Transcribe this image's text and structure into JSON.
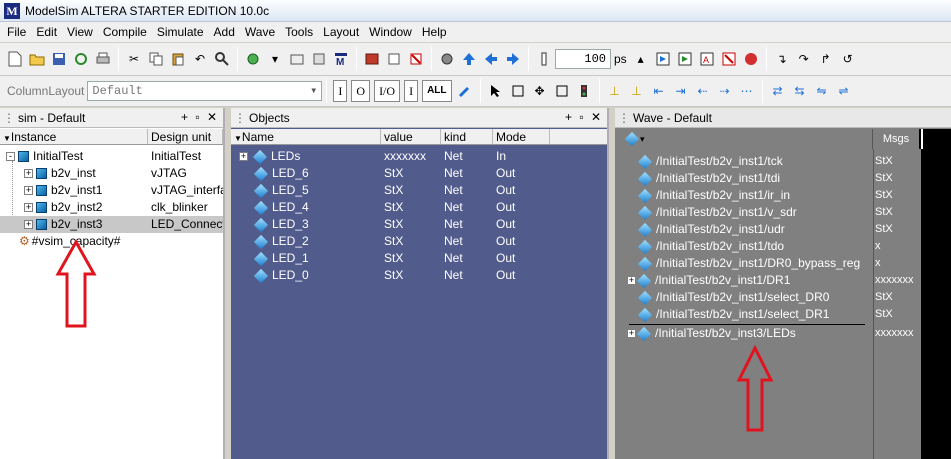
{
  "window": {
    "title": "ModelSim ALTERA STARTER EDITION 10.0c",
    "logo_text": "M"
  },
  "menu": [
    "File",
    "Edit",
    "View",
    "Compile",
    "Simulate",
    "Add",
    "Wave",
    "Tools",
    "Layout",
    "Window",
    "Help"
  ],
  "toolbar": {
    "time_value": "100",
    "time_unit": "ps",
    "column_layout_label": "ColumnLayout",
    "column_layout_value": "Default",
    "text_buttons": [
      "I",
      "O",
      "I/O",
      "I",
      "ALL"
    ]
  },
  "sim_pane": {
    "title": "sim - Default",
    "columns": [
      "Instance",
      "Design unit"
    ],
    "rows": [
      {
        "name": "InitialTest",
        "unit": "InitialTest",
        "indent": 0,
        "expander": "-"
      },
      {
        "name": "b2v_inst",
        "unit": "vJTAG",
        "indent": 1,
        "expander": "+"
      },
      {
        "name": "b2v_inst1",
        "unit": "vJTAG_interfac",
        "indent": 1,
        "expander": "+"
      },
      {
        "name": "b2v_inst2",
        "unit": "clk_blinker",
        "indent": 1,
        "expander": "+"
      },
      {
        "name": "b2v_inst3",
        "unit": "LED_Connector",
        "indent": 1,
        "expander": "+",
        "selected": true
      },
      {
        "name": "#vsim_capacity#",
        "unit": "",
        "indent": 0,
        "expander": ""
      }
    ]
  },
  "objects_pane": {
    "title": "Objects",
    "columns": [
      "Name",
      "value",
      "kind",
      "Mode"
    ],
    "rows": [
      {
        "name": "LEDs",
        "value": "xxxxxxx",
        "kind": "Net",
        "mode": "In",
        "expander": "+"
      },
      {
        "name": "LED_6",
        "value": "StX",
        "kind": "Net",
        "mode": "Out"
      },
      {
        "name": "LED_5",
        "value": "StX",
        "kind": "Net",
        "mode": "Out"
      },
      {
        "name": "LED_4",
        "value": "StX",
        "kind": "Net",
        "mode": "Out"
      },
      {
        "name": "LED_3",
        "value": "StX",
        "kind": "Net",
        "mode": "Out"
      },
      {
        "name": "LED_2",
        "value": "StX",
        "kind": "Net",
        "mode": "Out"
      },
      {
        "name": "LED_1",
        "value": "StX",
        "kind": "Net",
        "mode": "Out"
      },
      {
        "name": "LED_0",
        "value": "StX",
        "kind": "Net",
        "mode": "Out"
      }
    ]
  },
  "wave_pane": {
    "title": "Wave - Default",
    "msgs_label": "Msgs",
    "signals": [
      {
        "path": "/InitialTest/b2v_inst1/tck",
        "value": "StX",
        "expander": ""
      },
      {
        "path": "/InitialTest/b2v_inst1/tdi",
        "value": "StX",
        "expander": ""
      },
      {
        "path": "/InitialTest/b2v_inst1/ir_in",
        "value": "StX",
        "expander": ""
      },
      {
        "path": "/InitialTest/b2v_inst1/v_sdr",
        "value": "StX",
        "expander": ""
      },
      {
        "path": "/InitialTest/b2v_inst1/udr",
        "value": "StX",
        "expander": ""
      },
      {
        "path": "/InitialTest/b2v_inst1/tdo",
        "value": "x",
        "expander": ""
      },
      {
        "path": "/InitialTest/b2v_inst1/DR0_bypass_reg",
        "value": "x",
        "expander": ""
      },
      {
        "path": "/InitialTest/b2v_inst1/DR1",
        "value": "xxxxxxx",
        "expander": "+"
      },
      {
        "path": "/InitialTest/b2v_inst1/select_DR0",
        "value": "StX",
        "expander": ""
      },
      {
        "path": "/InitialTest/b2v_inst1/select_DR1",
        "value": "StX",
        "expander": ""
      },
      {
        "path": "/InitialTest/b2v_inst3/LEDs",
        "value": "xxxxxxx",
        "expander": "+"
      }
    ]
  },
  "colors": {
    "objects_bg": "#525c8c",
    "wave_bg": "#808080",
    "annotation_red": "#e0141e",
    "selection": "#c8c8c8"
  }
}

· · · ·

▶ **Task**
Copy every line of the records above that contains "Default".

▶ **Final answer**
    "column_layout_value": "Default",
    "title": "sim - Default",
    "title": "Wave - Default",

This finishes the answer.